In spite of the 20 stations taking 100 days to build, the company has been producing 60 cars per year and in the process of scaling up to 100 cars per year. “From start to finish, the build receives 2,200 hours of labor, and it takes customers 14 months to receive their vehicle,” said Elliot.


E.C.D. Electric Defender Cost



The question is, how much would it cost you to build an electric Defender with E.C.D.? Since each build is completely different from the one before, it’s nearly impossible to put a precise price-tag on your dream build. However, the company estimates that your very own Land Rover Defender will be in the range of $200,000 to $300,000.

The number seems extremely high, but when you look at the specs of the vehicle, the amount of engineering that goes into it, the level of customization you have, and the quality of the end-product; it all makes sense. Given that many new SUVs are knocking on the mid-$100,000 door, it’s clearly much cooler to pay the extra money and daily-drive a vintage Defender.

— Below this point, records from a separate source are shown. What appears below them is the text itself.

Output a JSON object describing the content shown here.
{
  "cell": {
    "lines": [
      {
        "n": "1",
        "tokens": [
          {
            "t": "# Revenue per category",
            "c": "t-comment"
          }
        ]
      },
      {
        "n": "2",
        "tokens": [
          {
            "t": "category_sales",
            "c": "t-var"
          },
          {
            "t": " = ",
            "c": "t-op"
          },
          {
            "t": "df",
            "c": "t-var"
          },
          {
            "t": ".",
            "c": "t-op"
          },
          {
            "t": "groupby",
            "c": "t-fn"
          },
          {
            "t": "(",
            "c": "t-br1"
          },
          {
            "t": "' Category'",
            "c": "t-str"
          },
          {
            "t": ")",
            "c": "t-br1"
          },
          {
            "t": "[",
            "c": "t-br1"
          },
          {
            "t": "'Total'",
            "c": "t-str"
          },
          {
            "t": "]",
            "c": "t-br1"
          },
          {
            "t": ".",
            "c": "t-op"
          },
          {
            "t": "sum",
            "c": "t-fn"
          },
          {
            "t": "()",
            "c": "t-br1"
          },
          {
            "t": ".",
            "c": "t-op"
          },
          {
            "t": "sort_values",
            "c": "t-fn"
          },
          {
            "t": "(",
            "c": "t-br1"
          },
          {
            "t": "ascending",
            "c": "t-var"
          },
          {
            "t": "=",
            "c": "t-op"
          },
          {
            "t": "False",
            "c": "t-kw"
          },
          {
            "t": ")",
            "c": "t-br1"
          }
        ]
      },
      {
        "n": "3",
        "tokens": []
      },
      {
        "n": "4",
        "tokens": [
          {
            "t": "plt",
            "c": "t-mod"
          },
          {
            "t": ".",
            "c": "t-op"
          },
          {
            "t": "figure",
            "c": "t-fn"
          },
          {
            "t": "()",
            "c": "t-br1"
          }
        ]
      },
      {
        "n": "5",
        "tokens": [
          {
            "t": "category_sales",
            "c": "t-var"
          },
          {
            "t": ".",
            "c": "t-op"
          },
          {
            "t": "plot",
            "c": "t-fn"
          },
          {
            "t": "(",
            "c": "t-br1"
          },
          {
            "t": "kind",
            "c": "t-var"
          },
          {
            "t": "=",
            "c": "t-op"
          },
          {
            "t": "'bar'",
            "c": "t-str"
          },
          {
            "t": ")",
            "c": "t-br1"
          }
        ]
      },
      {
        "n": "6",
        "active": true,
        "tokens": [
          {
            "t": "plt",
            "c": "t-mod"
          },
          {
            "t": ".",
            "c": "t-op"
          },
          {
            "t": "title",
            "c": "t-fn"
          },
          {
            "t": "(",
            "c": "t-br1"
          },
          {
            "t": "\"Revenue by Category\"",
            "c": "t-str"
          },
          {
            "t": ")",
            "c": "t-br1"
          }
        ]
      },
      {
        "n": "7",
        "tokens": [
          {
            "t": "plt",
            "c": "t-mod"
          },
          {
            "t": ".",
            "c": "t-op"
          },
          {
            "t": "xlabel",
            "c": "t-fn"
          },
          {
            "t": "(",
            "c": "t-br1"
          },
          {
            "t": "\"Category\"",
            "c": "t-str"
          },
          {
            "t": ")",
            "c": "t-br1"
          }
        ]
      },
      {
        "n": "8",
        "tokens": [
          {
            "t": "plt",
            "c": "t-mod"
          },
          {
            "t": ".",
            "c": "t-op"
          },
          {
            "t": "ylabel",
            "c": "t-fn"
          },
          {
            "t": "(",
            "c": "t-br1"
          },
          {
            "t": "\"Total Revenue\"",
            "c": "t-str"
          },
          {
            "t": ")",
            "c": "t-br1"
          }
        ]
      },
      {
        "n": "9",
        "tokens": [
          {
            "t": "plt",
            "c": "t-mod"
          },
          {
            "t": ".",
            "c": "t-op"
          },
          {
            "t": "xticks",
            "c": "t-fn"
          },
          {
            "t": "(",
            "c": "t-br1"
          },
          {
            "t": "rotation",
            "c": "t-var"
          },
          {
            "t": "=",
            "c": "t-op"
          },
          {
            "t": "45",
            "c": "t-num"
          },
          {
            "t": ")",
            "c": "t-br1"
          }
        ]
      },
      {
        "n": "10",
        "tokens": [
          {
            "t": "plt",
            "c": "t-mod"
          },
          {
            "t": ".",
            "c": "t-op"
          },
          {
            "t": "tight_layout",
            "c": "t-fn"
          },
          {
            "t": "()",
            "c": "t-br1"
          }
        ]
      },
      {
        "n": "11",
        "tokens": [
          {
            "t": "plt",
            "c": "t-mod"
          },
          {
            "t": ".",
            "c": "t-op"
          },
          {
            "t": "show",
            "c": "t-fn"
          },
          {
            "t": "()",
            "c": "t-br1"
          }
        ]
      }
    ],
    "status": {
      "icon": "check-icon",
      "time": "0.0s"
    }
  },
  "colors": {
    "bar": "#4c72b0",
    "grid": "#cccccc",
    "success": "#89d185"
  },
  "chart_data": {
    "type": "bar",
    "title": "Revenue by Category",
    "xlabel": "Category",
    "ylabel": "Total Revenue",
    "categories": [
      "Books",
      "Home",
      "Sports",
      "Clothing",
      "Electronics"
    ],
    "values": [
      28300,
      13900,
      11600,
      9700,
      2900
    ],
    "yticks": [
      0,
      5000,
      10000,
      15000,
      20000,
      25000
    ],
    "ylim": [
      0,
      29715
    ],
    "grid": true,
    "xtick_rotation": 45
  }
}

“We restore Land Rovers because we love them. Our passion for these British cars is what got us here in the first place. As long as people love the trucks as much as we do, we’ll continue restoring them. Soon, we plan to branch out from old Land Rover Defenders and Range Rovers to take on electric conversions for classic Jaguars,” Elliot passionately explains.

Just when you think E.C.D. has reached a level where they aren’t looking for improvement, Elliot tells us: “There is always room for improvements and our three quality control departments add those amends as the truck moves through our industry leading digital QC process.” We are excited to start seeing these vintage Land Rovers on the streets and seeing the evolution of the company and how far Tom, Elliot, and Scott can take it.

“Our success comes from being outsiders in the industry. We live by our motto, ‘To evolve not to exist,’ and we are constantly looking for ways to improve the business. Since none of us had worked in the automotive industry in this capacity, we’re able to see things from a different perspective and offer innovative services to our clients,” he concluded. Elliot promised that this year will see some more exciting projects that support their motto and philosophy, and HotCars will be right there to cover it.



Source Hot Cars

March 9, 2022